__Study material__:
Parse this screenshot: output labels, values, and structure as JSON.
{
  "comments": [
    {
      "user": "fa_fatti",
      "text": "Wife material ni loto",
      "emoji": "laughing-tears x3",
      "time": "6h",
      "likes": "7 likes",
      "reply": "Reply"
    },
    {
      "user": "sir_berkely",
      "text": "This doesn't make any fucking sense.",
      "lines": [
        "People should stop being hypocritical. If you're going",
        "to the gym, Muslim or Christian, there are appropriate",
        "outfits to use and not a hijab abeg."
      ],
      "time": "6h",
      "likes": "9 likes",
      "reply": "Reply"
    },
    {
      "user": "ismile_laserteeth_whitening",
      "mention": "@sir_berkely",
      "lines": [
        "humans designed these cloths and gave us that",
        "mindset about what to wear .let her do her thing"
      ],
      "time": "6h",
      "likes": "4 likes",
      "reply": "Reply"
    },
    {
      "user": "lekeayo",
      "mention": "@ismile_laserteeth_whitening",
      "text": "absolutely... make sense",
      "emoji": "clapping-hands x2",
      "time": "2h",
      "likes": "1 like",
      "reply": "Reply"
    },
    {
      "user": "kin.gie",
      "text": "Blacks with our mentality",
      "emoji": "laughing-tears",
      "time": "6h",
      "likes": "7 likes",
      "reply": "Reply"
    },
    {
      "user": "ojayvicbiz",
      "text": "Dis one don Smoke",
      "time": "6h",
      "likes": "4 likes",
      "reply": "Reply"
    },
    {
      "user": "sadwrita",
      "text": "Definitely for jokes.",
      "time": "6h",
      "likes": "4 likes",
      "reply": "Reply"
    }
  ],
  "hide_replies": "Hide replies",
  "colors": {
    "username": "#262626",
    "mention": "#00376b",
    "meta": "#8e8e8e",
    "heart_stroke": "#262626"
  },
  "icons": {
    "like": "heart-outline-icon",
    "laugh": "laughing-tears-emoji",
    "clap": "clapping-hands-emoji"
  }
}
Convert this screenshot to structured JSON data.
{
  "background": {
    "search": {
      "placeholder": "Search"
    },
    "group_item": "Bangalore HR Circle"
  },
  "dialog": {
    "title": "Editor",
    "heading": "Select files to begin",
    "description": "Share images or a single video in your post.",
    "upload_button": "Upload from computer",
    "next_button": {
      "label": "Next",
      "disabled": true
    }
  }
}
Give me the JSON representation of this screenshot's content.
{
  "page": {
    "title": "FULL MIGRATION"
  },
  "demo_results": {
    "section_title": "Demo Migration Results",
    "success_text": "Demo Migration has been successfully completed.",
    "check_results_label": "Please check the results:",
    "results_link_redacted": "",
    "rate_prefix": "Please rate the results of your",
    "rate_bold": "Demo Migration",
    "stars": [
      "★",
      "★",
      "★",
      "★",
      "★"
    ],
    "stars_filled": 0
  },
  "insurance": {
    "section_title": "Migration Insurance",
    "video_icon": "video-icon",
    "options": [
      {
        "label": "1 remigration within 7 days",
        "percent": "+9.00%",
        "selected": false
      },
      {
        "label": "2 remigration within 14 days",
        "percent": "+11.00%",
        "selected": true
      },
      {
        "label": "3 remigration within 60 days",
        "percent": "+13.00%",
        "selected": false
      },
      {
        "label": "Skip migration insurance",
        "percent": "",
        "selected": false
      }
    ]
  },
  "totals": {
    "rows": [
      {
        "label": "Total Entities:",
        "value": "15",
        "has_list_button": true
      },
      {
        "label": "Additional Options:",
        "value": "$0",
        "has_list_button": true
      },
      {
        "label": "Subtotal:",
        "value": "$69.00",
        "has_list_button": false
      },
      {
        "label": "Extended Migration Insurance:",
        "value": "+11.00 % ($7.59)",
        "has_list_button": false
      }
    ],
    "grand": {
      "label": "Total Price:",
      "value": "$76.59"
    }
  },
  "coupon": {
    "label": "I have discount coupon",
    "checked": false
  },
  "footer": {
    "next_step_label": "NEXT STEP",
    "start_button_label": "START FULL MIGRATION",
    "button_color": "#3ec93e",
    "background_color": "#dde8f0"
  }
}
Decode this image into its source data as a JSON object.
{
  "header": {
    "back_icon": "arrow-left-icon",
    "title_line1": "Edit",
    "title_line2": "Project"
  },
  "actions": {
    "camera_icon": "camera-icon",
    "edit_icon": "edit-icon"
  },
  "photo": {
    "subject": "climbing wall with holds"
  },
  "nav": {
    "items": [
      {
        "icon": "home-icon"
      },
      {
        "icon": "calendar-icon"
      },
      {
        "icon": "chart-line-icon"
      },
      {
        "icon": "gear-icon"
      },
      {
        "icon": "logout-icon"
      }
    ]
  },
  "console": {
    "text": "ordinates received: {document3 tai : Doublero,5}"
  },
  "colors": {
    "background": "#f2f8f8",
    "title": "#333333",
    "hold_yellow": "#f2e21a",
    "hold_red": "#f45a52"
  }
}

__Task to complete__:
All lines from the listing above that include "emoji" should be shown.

__Solution to the exercise__:
      "emoji": "laughing-tears x3",
      "emoji": "clapping-hands x2",
      "emoji": "laughing-tears",
    "laugh": "laughing-tears-emoji",
    "clap": "clapping-hands-emoji"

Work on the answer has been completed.